Social work is a profession affecting public health, safety, and welfare. It is regulated in the same way that medicine and nursing are. All 50 states, the District of Columbia, the U.S. Virgin Islands, and all 10 Canadian provinces regulate the practice of social work.
Regulation is your assurance that the professionals who provide care or assistance to you are competent to practice and will interact with clients in an ethical and safe manner.
Regulation also is your assurance that you have recourse through your U.S. state or territory board of social work or your Canadian provincial college of social work if a social worker steps outside the bounds of ethical and safe practice.
The role of the board in public protection
These regulatory boards and colleges:
- Establish the rules and regulations of the profession and the standards for licensure
- Issue licenses to those social workers who have met these professional standards
- Require that social workers complete continuing education in order to maintain their licensed status in good standing
- Investigate complaints and, when necessary, decide whether a social worker continues to deserve a license
In short, the mission of these regulatory bodies is the protection of the public. And that public includes anyone who is the recipient of social work services.

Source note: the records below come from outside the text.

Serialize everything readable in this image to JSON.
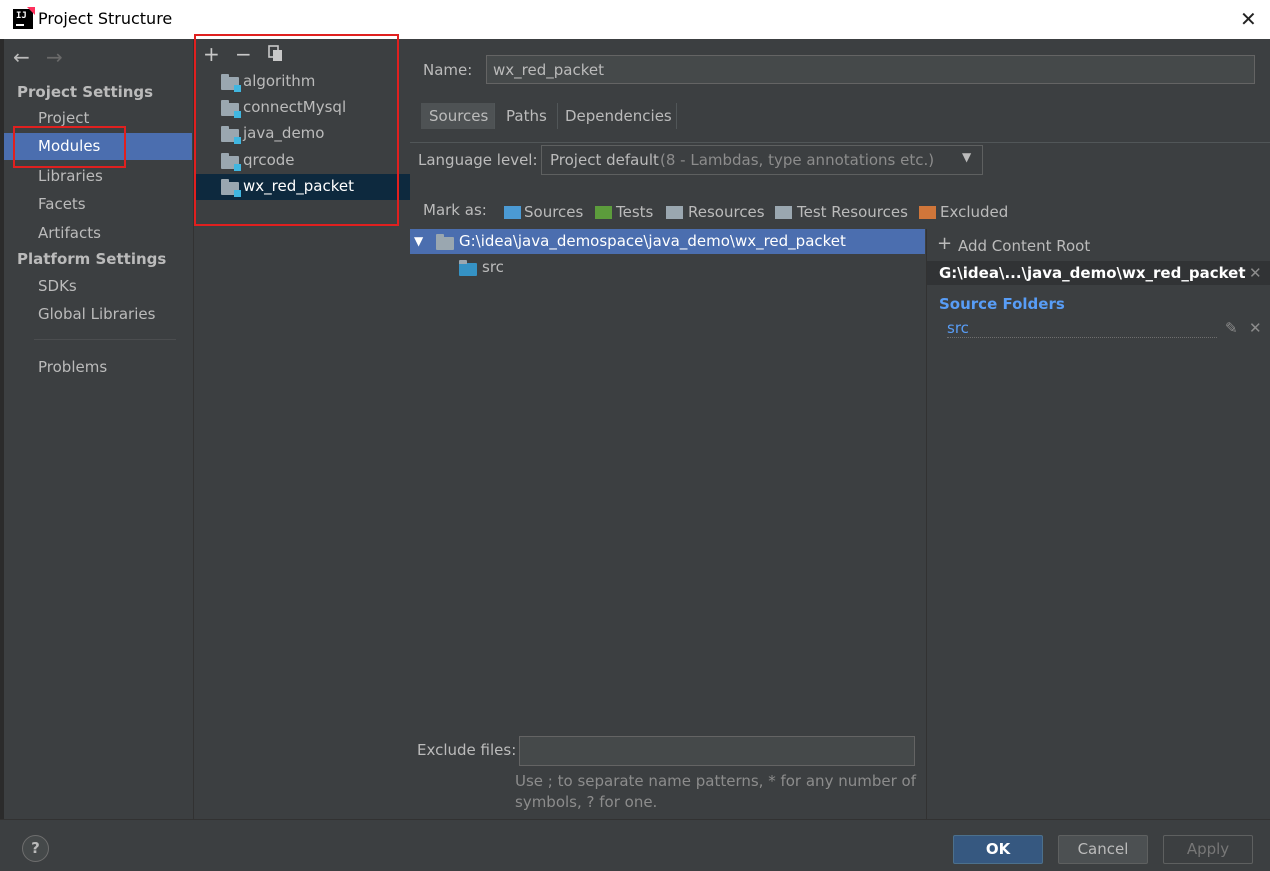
{
  "window": {
    "title": "Project Structure"
  },
  "sidebar": {
    "back_icon": "arrow-left-icon",
    "forward_icon": "arrow-right-icon",
    "project_settings_header": "Project Settings",
    "project_items": [
      "Project",
      "Modules",
      "Libraries",
      "Facets",
      "Artifacts"
    ],
    "platform_settings_header": "Platform Settings",
    "platform_items": [
      "SDKs",
      "Global Libraries"
    ],
    "problems": "Problems",
    "selected": "Modules"
  },
  "modules": {
    "toolbar": {
      "add": "+",
      "remove": "−",
      "copy_icon": "copy-icon"
    },
    "items": [
      "algorithm",
      "connectMysql",
      "java_demo",
      "qrcode",
      "wx_red_packet"
    ],
    "selected": "wx_red_packet"
  },
  "main": {
    "name_label": "Name:",
    "name_value": "wx_red_packet",
    "tabs": [
      "Sources",
      "Paths",
      "Dependencies"
    ],
    "active_tab": "Sources",
    "language_level_label": "Language level:",
    "language_level_value": "Project default",
    "language_level_detail": "(8 - Lambdas, type annotations etc.)",
    "mark_as_label": "Mark as:",
    "mark_as": [
      {
        "label": "Sources",
        "color": "#4b9ad4"
      },
      {
        "label": "Tests",
        "color": "#5c9c3c"
      },
      {
        "label": "Resources",
        "color": "#9aa7b0"
      },
      {
        "label": "Test Resources",
        "color": "#9aa7b0"
      },
      {
        "label": "Excluded",
        "color": "#d0763a"
      }
    ],
    "tree_root": "G:\\idea\\java_demospace\\java_demo\\wx_red_packet",
    "tree_child": "src",
    "exclude_files_label": "Exclude files:",
    "exclude_files_value": "",
    "hint_line1": "Use ; to separate name patterns, * for any number of",
    "hint_line2": "symbols, ? for one."
  },
  "content_root": {
    "add_label": "Add Content Root",
    "path": "G:\\idea\\...\\java_demo\\wx_red_packet",
    "source_folders_header": "Source Folders",
    "source_folder": "src"
  },
  "footer": {
    "help": "?",
    "ok": "OK",
    "cancel": "Cancel",
    "apply": "Apply"
  },
  "colors": {
    "background": "#3c3f41",
    "selection": "#4b6eaf",
    "module_selection": "#0d293e",
    "highlight_box": "#e0201f",
    "link_blue": "#589df6"
  }
}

The role of ASWB
The Association of Social Work Boards is the nonprofit association dedicated to social work regulation. Our mission is to strengthen protection of the public by providing support and services to social work licensing boards in the United States and Canada.
The association owns and maintains the social work licensing examinations that are used to test a social worker’s competence to practice ethically and safely. The association also developed and maintains a model practice act that offers regulatory bodies a resource for developing their own laws and regulations. These model regulations define standards of minimum social work competence, methods of fairly addressing consumer concerns, and a means of removing practitioners who do not adhere to the rules of professional practice.
ASWB’s members include all 50 states and Washington, D.C., the U.S. Virgin Islands, Guam, Northern Mariana Islands, and all 10 Canadian provinces.
Resources available to the public
The resources provided to the public by ASWB through this website are inclusive of all U.S. states and territories and Canadian provinces.